Material for the task:
%%
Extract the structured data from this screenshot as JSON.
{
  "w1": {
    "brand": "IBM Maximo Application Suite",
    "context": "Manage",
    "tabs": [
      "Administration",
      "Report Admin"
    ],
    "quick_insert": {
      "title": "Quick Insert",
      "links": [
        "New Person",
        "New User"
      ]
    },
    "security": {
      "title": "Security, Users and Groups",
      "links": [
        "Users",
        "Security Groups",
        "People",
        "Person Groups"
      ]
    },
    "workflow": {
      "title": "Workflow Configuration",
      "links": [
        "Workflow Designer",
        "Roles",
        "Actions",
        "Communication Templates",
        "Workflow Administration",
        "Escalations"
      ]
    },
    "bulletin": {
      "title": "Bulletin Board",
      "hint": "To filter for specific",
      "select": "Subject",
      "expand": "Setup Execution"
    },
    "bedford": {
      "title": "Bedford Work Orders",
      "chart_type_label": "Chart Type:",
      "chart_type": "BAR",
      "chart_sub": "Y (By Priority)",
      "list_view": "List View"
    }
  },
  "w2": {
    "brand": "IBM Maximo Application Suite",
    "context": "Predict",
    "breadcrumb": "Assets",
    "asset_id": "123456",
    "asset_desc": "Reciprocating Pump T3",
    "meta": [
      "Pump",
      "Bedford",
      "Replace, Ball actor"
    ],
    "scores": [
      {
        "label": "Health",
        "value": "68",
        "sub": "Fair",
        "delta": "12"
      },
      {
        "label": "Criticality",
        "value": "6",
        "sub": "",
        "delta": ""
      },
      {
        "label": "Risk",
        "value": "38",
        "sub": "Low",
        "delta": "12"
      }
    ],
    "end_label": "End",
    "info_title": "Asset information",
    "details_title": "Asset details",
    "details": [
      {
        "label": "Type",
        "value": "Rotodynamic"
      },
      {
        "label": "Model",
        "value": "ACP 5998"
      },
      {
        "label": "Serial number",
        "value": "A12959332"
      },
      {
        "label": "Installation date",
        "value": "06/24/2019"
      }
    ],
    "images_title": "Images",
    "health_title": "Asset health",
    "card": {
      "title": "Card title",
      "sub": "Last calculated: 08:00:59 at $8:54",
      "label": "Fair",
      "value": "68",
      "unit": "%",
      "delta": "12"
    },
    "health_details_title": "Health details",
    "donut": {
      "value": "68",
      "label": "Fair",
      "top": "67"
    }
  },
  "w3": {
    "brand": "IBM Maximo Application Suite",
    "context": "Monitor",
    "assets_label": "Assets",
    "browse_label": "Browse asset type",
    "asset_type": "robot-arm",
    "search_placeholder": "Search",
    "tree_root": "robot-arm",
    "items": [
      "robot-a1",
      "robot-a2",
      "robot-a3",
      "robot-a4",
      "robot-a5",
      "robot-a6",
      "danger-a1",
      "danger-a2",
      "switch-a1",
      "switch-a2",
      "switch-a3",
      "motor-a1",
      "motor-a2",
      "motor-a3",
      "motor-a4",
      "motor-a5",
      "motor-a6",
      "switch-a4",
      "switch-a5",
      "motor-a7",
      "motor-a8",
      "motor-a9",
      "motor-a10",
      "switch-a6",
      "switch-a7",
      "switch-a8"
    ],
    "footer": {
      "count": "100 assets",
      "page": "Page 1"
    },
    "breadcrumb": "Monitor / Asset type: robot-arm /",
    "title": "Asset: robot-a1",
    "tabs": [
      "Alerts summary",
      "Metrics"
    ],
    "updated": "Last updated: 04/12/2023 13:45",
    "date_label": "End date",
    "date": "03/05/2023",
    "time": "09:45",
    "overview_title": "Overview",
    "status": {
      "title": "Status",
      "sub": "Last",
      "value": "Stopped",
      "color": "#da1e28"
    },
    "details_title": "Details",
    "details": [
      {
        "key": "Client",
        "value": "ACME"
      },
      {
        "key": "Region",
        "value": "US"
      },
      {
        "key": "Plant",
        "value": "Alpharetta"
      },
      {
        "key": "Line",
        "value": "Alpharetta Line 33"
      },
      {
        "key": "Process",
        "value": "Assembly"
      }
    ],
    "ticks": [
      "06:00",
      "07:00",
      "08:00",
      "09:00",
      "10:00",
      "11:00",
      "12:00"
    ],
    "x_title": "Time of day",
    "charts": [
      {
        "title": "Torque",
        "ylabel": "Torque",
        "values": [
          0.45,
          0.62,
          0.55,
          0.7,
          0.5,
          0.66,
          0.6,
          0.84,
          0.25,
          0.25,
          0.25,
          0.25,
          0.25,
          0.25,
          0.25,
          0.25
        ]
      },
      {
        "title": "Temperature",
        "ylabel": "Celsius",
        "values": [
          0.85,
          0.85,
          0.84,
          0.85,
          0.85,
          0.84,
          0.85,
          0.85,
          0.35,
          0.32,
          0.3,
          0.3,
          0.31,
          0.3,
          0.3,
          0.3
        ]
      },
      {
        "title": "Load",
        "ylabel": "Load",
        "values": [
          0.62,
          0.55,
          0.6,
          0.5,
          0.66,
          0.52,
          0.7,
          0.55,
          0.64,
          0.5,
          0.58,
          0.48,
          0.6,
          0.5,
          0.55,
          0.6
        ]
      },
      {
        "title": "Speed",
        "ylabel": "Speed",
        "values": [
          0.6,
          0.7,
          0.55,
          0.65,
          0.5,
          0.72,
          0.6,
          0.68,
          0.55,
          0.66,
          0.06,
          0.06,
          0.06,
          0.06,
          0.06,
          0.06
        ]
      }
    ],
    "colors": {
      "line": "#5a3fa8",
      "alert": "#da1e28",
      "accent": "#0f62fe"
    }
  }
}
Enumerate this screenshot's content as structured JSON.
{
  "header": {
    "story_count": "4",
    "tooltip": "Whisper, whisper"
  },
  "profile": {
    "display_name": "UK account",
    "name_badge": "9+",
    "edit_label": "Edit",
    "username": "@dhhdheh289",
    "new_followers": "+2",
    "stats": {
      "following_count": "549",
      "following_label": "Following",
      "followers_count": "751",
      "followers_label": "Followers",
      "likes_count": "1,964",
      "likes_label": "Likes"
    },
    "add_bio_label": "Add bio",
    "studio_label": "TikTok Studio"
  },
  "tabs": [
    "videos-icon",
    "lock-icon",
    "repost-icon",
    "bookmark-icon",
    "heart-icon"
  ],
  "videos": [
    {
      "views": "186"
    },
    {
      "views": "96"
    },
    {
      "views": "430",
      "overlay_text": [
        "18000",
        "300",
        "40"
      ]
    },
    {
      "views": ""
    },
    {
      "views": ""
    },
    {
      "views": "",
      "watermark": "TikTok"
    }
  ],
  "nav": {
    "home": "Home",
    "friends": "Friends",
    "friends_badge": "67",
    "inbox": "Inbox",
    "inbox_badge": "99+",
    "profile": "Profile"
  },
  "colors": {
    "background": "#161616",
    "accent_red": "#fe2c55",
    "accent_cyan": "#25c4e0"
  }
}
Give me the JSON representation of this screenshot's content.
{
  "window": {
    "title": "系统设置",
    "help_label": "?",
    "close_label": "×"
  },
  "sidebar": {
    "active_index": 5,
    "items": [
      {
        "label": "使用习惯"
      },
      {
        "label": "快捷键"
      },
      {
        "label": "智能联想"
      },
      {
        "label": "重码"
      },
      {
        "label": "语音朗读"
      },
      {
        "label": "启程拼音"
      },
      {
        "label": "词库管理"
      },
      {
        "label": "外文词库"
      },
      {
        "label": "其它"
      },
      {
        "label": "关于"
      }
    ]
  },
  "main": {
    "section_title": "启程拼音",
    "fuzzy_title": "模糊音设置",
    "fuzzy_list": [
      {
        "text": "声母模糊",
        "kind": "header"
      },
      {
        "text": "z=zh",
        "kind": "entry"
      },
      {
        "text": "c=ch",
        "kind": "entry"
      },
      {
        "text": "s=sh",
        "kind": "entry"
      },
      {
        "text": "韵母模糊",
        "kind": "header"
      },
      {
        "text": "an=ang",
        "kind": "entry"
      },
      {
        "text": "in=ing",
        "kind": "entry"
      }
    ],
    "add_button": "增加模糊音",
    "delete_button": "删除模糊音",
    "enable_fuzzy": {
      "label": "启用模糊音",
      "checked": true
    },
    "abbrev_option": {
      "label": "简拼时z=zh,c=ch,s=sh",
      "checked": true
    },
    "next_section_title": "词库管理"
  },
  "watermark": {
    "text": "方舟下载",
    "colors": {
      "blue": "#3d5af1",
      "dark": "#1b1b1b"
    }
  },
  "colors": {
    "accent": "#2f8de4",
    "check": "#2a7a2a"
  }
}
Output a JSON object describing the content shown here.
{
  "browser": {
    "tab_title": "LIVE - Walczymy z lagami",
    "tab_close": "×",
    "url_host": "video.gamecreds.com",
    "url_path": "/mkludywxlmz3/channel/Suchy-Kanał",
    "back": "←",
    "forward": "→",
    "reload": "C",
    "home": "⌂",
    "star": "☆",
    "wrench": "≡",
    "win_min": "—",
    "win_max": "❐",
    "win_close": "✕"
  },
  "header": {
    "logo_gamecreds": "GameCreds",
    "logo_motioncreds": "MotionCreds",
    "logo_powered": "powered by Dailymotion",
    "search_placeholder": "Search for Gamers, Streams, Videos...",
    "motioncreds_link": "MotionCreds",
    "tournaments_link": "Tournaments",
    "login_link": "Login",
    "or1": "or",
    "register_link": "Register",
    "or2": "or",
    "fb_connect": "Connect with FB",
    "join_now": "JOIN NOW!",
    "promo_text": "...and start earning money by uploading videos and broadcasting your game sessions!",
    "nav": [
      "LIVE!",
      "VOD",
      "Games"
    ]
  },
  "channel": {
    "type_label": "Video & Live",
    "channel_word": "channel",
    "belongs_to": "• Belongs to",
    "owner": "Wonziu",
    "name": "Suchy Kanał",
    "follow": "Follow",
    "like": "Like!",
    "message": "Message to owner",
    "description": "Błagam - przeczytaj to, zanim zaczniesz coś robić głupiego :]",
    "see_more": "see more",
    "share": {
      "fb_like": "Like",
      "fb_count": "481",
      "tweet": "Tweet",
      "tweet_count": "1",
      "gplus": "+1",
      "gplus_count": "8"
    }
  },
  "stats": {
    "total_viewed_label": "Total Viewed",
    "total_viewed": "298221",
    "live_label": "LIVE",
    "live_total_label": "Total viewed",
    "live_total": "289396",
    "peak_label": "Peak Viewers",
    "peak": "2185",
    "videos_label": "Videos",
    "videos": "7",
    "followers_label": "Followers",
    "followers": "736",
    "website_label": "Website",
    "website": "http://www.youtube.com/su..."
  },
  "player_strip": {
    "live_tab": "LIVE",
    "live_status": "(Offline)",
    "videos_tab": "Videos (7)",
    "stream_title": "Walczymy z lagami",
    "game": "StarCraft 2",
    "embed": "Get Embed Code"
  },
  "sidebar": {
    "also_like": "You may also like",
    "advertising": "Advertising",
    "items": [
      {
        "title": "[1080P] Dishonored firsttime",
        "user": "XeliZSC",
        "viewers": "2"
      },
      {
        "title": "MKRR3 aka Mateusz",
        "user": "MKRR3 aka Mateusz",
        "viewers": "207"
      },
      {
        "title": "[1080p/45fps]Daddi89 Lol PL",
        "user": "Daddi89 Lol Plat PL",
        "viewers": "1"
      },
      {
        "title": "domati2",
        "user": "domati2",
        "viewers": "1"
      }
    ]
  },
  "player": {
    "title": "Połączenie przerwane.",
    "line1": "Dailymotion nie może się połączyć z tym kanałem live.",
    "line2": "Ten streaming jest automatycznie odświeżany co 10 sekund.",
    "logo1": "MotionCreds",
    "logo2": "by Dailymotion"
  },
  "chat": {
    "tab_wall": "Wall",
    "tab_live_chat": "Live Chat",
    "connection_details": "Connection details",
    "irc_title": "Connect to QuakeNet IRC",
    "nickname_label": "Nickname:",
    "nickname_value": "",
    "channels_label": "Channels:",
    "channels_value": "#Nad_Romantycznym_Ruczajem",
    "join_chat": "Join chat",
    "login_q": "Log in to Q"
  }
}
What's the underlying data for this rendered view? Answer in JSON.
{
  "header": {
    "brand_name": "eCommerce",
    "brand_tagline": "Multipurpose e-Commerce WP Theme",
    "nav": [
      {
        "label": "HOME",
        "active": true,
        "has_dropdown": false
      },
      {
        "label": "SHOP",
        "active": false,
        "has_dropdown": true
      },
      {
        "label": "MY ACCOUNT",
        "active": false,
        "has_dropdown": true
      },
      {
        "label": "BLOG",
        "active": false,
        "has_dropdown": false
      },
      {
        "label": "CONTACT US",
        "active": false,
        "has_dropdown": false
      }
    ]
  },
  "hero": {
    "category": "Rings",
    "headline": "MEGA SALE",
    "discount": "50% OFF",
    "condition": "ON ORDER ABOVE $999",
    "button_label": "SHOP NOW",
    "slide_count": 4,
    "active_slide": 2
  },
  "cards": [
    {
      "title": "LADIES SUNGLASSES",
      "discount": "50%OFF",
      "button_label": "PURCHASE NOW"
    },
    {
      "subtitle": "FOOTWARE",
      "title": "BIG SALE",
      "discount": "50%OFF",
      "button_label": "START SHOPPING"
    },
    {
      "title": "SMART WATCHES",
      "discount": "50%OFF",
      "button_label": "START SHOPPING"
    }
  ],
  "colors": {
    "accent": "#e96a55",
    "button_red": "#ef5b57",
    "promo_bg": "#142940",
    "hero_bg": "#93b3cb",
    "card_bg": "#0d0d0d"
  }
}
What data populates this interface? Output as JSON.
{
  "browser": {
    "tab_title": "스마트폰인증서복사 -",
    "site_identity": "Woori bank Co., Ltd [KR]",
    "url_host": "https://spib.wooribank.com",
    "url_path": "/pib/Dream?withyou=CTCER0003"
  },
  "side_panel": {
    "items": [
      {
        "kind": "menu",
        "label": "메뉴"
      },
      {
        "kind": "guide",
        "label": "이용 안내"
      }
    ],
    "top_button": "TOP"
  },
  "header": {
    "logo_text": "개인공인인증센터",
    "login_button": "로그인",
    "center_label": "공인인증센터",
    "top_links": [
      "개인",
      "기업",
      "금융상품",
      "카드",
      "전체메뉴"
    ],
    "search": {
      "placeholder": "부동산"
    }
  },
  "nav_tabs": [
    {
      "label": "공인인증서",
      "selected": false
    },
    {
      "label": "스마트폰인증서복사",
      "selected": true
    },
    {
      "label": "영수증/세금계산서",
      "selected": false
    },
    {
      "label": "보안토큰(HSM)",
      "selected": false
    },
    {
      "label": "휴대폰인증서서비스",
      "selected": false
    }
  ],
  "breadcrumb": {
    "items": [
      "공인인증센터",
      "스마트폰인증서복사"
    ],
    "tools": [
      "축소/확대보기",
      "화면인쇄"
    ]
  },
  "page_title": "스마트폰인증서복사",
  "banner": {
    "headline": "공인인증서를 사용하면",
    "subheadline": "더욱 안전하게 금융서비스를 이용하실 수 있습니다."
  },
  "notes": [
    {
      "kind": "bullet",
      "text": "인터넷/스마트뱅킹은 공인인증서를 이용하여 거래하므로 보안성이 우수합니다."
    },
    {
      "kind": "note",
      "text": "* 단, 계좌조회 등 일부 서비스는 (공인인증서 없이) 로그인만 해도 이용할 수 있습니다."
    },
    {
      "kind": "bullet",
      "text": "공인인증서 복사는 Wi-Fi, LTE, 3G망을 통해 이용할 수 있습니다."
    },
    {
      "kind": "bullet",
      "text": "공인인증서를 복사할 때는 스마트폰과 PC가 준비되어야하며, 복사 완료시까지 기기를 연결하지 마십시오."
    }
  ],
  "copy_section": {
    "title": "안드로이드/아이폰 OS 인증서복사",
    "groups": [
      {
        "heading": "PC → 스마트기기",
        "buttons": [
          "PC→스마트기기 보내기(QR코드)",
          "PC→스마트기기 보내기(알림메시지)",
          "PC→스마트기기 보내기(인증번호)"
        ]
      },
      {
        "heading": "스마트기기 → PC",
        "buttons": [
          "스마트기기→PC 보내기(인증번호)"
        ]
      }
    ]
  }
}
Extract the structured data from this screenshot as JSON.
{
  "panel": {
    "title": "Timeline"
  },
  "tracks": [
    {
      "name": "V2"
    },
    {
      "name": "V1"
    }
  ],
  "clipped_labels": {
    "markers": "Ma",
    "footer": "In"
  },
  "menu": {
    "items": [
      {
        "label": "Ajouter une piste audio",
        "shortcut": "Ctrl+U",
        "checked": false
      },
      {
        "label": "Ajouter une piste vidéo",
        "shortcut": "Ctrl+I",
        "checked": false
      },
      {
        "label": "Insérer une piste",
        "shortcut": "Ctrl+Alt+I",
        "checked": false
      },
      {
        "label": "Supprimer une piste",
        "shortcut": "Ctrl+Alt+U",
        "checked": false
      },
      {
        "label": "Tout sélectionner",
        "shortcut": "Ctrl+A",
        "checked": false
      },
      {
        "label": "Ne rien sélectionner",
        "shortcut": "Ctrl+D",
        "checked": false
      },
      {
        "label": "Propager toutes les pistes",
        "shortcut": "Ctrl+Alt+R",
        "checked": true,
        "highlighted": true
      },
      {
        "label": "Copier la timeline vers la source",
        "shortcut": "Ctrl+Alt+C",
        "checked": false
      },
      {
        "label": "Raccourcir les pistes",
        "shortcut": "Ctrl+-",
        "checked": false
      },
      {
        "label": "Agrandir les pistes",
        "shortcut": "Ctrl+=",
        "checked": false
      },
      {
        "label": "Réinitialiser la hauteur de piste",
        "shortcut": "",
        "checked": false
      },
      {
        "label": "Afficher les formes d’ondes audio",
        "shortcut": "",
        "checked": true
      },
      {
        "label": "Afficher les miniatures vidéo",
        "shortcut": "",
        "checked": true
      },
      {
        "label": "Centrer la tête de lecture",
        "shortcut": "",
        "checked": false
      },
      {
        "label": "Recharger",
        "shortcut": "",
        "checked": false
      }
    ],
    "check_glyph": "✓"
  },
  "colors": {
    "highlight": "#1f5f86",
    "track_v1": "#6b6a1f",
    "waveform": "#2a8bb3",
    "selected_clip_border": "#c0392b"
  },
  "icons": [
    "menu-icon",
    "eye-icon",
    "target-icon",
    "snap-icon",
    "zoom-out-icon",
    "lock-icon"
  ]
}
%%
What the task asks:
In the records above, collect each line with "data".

Result for this task:
Extract the structured data from this screenshot as JSON.
What's the underlying data for this rendered view? Answer in JSON.
What data populates this interface? Output as JSON.
Extract the structured data from this screenshot as JSON.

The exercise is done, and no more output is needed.